What inspires your style of artwork?
My artwork comes from a life-long love of the ocean and the amazing creatures that inhabit it. Most of my work is done on ‘found items’ and I get a lot of satisfaction bringing something that was broken or discarded back to life.
We love that you use reclaimed surfboards, old fish mounts and driftwood for your pieces. Can you tell us more about your process?
I’ve always been an artist but my recent direction kind of goes back to the day that I found an old Sailfish mount on Craigslist for $50. It was just too cool to pass up. I knew I wanted to do something creative with it, but I wasn’t quite sure what. I ended up painting it lime green with a purple sail, hand brushed Polynesian style graphics on it and then put it back on craigslist under furniture. Someone bought it right away so I thought I might be on to something.I also came across an old surfboard that was damaged so I removed most of the fiberglass outer shell to be able to carve into the foam underneath. I really enjoy the process of carving a surfboard and they are the creative pieces that I am most proud of.

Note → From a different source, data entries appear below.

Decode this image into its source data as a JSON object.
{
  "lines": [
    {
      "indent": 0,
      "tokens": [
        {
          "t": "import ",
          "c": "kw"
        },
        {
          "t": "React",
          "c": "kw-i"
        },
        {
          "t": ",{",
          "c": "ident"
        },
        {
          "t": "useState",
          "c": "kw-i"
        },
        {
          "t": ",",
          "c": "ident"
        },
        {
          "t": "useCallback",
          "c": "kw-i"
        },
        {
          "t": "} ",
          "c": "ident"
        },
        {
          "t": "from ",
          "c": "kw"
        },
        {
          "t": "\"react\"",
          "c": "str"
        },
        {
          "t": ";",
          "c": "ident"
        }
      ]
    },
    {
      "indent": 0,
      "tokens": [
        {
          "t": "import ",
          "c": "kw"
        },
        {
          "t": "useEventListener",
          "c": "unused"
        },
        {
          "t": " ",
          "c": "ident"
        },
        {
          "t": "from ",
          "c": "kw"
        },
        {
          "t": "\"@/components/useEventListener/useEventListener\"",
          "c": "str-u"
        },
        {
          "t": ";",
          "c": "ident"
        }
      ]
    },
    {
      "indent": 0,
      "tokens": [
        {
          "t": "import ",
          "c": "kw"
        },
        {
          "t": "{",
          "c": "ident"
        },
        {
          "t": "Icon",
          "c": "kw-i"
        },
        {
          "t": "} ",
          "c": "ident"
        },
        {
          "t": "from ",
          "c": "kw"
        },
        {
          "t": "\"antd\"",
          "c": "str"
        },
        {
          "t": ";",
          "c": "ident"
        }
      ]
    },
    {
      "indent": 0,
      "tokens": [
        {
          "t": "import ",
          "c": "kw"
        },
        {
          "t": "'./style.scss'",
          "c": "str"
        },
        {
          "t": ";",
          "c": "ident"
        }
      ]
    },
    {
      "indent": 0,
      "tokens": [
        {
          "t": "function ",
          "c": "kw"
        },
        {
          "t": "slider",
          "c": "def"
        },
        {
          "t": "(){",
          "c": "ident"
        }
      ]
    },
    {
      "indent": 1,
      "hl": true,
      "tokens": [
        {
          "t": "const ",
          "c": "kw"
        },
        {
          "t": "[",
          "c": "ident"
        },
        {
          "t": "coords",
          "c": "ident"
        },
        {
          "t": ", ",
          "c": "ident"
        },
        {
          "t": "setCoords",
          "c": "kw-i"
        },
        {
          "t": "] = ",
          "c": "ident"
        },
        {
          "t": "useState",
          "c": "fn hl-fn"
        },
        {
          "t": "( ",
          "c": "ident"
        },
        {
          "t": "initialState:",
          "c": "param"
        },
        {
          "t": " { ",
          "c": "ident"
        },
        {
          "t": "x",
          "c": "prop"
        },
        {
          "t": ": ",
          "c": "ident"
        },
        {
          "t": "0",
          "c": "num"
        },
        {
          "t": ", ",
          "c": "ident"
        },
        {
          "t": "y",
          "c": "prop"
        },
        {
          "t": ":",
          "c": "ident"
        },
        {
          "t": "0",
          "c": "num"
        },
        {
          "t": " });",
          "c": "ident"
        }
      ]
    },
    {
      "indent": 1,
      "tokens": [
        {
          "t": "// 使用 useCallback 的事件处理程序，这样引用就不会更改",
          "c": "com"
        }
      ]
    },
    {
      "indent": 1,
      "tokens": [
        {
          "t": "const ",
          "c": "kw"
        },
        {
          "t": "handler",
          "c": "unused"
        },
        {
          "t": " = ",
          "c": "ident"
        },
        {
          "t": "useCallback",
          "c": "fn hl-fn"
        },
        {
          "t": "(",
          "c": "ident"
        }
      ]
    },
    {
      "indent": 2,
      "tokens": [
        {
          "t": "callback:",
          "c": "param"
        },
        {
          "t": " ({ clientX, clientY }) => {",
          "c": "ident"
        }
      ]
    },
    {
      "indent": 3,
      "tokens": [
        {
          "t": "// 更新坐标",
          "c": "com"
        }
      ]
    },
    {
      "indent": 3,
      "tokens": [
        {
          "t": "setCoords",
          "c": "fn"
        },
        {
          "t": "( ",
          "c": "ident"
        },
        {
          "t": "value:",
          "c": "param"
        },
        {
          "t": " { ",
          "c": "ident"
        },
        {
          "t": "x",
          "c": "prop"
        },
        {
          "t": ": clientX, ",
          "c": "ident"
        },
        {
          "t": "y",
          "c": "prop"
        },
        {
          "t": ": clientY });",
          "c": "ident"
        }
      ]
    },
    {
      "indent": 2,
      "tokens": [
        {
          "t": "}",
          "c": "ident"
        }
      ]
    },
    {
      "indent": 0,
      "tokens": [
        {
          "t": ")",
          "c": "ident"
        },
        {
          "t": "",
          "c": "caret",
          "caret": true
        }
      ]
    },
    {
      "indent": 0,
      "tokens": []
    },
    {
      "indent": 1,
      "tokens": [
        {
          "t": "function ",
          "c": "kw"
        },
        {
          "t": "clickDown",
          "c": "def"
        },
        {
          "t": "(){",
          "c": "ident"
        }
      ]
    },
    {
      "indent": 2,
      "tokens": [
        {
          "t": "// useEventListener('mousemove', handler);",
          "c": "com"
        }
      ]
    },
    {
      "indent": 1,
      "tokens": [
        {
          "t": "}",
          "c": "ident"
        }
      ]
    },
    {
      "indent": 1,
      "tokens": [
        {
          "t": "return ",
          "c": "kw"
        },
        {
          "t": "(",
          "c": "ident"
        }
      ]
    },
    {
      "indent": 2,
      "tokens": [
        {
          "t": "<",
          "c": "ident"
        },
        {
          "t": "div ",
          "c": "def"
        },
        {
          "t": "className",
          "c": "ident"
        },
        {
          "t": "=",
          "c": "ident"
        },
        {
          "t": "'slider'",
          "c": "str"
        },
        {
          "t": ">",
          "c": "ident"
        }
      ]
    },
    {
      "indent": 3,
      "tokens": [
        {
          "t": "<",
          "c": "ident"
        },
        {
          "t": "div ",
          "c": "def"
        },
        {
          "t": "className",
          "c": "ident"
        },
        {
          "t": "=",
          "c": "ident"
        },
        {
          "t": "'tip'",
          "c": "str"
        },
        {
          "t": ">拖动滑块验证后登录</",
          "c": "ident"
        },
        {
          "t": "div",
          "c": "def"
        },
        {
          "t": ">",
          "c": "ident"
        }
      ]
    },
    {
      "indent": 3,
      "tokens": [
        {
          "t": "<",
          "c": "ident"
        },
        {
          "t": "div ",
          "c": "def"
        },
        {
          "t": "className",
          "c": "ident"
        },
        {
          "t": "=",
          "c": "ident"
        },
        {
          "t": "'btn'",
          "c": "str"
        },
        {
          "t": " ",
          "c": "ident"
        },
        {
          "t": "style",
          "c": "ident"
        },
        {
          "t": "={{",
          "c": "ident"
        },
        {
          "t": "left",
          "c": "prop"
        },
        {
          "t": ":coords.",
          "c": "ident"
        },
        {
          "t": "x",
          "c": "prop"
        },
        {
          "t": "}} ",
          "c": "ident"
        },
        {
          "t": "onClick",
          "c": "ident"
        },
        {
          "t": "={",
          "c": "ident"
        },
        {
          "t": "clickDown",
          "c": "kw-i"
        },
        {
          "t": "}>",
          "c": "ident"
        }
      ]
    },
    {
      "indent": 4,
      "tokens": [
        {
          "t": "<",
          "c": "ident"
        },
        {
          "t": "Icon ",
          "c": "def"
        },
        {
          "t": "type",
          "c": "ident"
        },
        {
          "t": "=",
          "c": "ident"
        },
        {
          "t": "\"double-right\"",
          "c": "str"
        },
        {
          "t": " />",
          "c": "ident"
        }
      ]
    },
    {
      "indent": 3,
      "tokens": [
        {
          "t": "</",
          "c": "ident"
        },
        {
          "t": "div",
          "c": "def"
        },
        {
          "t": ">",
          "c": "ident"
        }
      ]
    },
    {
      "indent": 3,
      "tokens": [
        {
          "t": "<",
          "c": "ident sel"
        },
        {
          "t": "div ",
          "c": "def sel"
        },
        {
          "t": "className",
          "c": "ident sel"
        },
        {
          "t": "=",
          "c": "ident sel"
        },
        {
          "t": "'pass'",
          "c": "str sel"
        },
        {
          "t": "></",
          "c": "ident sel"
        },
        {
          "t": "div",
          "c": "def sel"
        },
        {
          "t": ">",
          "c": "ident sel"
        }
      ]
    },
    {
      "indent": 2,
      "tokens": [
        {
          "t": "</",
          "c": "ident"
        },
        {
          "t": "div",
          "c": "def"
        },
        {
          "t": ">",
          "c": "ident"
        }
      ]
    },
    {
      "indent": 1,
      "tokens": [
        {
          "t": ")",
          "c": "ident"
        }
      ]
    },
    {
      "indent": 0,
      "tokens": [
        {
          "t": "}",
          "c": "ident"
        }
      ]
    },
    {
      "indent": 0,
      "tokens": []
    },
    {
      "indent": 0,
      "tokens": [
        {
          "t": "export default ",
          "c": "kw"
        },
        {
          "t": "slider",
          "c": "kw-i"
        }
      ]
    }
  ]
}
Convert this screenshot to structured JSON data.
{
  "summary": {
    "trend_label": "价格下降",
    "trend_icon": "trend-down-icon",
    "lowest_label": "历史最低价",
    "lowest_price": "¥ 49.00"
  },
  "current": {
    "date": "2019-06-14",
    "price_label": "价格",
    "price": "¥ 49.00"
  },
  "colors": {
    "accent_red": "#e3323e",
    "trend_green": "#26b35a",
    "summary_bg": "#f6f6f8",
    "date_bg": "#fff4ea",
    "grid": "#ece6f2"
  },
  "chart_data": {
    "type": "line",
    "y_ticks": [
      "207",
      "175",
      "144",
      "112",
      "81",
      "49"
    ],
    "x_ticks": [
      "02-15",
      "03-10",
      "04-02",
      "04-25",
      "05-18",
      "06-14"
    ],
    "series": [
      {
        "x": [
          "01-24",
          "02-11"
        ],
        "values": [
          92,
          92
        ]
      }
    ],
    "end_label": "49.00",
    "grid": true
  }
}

Besides art, what else are you passionate about?
Well I have two daughters in college that I am very proud of and besides my passion for art, I enjoy working out and seeking new adventures with my girlfriend Tammy.
If you had to pick, where is your favorite place one of your pieces is currently hanging up on the wall?
I sold a few pieces to a local brewery and they featured my art on this very cool wall that was made from old whiskey barrels. I really loved the combination of textures and colors when my art was hung there. I always ask my clients to please send me a photo of my work in their home so that I can see it. I get a lot of enjoyment seeing how my work is displayed in people’s homes.
Where is your favorite place to travel and why?
For the most part I enjoy being close to the ocean but I have to say that in recent years I really enjoy the mountains and the people of Georgia. I did some hiking there along the Appalachian Trail the last two summers and I just really love that area.
I really enjoy posting progress photos of the projects I have going and of course if you see something you like or want something commissioned please feel free to contact me! My email is email@example.com.
Are there any upcoming events or news you’d like to share with us?
I’m very excited about a gallery opportunity that is in the works, but besides that I just wanted to thank you for the opportunity to be interviewed!